[Stored records]
+ + + + +
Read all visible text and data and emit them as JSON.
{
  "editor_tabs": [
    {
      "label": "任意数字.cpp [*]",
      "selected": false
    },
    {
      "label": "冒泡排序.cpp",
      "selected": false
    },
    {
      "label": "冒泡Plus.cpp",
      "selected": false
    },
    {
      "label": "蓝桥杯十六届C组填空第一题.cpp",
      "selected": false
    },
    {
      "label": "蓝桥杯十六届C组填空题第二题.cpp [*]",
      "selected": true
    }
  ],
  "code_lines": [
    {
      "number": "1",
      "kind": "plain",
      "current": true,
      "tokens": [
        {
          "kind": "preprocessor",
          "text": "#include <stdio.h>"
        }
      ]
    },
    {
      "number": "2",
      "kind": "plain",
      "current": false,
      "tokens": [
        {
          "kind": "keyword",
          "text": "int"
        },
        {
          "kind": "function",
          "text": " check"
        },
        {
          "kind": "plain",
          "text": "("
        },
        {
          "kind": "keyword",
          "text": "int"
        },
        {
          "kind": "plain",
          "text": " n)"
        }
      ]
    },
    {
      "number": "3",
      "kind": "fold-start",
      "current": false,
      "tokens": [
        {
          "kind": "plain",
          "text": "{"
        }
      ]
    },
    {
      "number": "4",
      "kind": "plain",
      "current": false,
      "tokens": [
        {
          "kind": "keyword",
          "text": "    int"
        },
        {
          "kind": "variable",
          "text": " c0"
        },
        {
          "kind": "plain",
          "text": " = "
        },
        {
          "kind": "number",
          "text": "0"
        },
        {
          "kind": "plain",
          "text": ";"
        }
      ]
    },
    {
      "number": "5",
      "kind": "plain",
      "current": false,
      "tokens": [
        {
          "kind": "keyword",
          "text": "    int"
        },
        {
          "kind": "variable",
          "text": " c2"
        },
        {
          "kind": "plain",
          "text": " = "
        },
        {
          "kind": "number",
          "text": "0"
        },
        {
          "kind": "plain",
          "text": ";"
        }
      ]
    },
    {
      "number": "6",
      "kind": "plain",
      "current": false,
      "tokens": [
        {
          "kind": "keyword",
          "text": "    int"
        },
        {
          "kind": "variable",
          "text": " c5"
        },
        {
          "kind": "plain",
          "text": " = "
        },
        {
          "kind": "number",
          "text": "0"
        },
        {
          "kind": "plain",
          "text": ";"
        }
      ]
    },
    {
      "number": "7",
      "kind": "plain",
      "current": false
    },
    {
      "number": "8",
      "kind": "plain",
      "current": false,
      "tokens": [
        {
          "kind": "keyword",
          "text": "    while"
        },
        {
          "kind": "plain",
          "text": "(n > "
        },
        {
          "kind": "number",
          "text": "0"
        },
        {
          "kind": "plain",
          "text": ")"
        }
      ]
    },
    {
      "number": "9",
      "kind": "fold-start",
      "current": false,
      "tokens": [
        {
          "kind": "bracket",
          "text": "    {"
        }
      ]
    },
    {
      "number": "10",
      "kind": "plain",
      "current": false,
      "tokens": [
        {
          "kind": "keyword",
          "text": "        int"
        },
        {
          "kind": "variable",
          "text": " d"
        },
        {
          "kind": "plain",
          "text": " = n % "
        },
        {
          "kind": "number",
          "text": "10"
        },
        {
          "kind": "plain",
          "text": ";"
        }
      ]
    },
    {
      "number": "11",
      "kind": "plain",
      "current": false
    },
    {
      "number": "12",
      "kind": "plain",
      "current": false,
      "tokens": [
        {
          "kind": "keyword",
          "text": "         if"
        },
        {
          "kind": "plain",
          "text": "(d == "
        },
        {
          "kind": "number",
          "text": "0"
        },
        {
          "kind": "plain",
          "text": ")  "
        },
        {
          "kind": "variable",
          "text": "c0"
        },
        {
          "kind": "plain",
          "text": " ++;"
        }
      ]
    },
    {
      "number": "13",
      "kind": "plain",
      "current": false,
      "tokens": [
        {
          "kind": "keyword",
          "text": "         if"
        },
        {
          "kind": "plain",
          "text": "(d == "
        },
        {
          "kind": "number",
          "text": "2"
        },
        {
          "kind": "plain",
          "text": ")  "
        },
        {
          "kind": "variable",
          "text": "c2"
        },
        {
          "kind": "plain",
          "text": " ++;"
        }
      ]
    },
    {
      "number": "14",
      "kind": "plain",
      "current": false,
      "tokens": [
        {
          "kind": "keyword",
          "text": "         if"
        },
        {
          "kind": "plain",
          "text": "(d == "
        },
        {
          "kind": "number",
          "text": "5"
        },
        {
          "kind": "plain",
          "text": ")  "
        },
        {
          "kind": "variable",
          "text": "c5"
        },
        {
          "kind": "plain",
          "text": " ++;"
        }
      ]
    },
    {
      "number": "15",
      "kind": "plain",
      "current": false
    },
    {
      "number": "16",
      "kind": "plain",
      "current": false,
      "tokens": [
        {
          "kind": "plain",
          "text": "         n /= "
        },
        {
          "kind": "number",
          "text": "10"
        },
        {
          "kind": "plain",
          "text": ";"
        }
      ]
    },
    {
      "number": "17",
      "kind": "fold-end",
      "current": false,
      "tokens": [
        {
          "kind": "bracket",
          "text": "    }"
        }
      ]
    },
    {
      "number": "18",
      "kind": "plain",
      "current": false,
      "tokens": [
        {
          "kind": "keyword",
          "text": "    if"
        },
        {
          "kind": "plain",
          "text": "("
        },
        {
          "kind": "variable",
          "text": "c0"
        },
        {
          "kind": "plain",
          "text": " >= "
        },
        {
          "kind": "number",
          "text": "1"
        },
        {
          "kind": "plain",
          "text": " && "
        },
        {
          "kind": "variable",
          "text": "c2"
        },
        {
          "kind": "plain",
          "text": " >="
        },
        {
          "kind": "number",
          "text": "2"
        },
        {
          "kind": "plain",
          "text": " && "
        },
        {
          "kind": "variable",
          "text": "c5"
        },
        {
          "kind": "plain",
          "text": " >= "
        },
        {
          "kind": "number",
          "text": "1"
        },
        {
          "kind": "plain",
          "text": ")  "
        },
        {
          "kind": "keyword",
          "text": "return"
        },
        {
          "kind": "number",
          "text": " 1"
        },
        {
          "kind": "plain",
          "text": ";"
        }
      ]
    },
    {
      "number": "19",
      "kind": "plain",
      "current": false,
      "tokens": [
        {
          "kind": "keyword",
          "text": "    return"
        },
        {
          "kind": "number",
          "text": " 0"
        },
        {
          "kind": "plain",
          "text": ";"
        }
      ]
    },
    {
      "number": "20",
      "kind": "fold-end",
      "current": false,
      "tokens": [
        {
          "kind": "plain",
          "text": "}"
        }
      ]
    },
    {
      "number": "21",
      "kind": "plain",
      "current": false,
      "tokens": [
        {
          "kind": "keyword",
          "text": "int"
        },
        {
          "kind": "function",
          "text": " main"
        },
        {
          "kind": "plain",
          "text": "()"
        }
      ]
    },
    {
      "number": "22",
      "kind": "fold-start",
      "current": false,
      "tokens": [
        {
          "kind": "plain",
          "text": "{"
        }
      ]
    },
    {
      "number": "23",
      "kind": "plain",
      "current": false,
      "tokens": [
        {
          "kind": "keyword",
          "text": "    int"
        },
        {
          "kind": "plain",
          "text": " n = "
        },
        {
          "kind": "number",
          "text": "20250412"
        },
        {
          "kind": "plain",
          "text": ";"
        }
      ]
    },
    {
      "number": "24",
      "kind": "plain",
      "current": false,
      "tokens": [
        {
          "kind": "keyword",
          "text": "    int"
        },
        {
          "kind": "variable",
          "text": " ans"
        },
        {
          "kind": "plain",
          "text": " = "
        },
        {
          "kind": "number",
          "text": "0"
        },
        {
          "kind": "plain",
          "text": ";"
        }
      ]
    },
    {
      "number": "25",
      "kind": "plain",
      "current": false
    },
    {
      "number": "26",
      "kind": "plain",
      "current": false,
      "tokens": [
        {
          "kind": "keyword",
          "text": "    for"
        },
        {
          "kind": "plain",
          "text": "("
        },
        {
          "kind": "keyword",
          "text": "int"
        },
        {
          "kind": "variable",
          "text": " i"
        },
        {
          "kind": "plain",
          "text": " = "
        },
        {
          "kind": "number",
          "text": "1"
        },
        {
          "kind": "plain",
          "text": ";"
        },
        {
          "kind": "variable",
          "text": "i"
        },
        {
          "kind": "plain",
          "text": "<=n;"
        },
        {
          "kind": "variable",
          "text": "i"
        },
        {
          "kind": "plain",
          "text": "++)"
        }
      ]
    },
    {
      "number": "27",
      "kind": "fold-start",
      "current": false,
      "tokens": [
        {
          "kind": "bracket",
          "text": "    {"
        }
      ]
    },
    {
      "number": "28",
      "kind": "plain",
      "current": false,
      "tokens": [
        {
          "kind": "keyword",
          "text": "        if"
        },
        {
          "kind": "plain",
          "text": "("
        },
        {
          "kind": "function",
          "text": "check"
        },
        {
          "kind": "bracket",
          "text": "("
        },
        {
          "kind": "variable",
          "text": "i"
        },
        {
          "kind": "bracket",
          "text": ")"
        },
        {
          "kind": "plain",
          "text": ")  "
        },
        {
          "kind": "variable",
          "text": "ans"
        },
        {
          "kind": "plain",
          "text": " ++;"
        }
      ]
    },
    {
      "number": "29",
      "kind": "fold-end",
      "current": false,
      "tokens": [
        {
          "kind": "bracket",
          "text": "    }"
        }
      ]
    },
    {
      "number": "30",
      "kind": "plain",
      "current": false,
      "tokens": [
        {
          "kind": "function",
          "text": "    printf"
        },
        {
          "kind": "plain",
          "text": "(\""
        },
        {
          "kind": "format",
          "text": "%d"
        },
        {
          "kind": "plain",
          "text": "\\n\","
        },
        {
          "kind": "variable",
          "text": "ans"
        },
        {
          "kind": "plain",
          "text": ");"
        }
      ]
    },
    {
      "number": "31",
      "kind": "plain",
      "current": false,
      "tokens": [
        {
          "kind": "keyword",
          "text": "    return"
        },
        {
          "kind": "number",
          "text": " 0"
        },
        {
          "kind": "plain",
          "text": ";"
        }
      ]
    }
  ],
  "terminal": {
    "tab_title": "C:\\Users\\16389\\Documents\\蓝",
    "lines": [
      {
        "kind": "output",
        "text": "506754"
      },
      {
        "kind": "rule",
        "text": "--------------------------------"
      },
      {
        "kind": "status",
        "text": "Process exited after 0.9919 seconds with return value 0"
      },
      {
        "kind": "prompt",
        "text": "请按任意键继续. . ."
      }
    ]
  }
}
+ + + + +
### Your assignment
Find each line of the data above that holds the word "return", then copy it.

### Reply to the task
          "text": "return"
          "text": "    return"
          "text": "    return"
        "text": "Process exited after 0.9919 seconds with return value 0"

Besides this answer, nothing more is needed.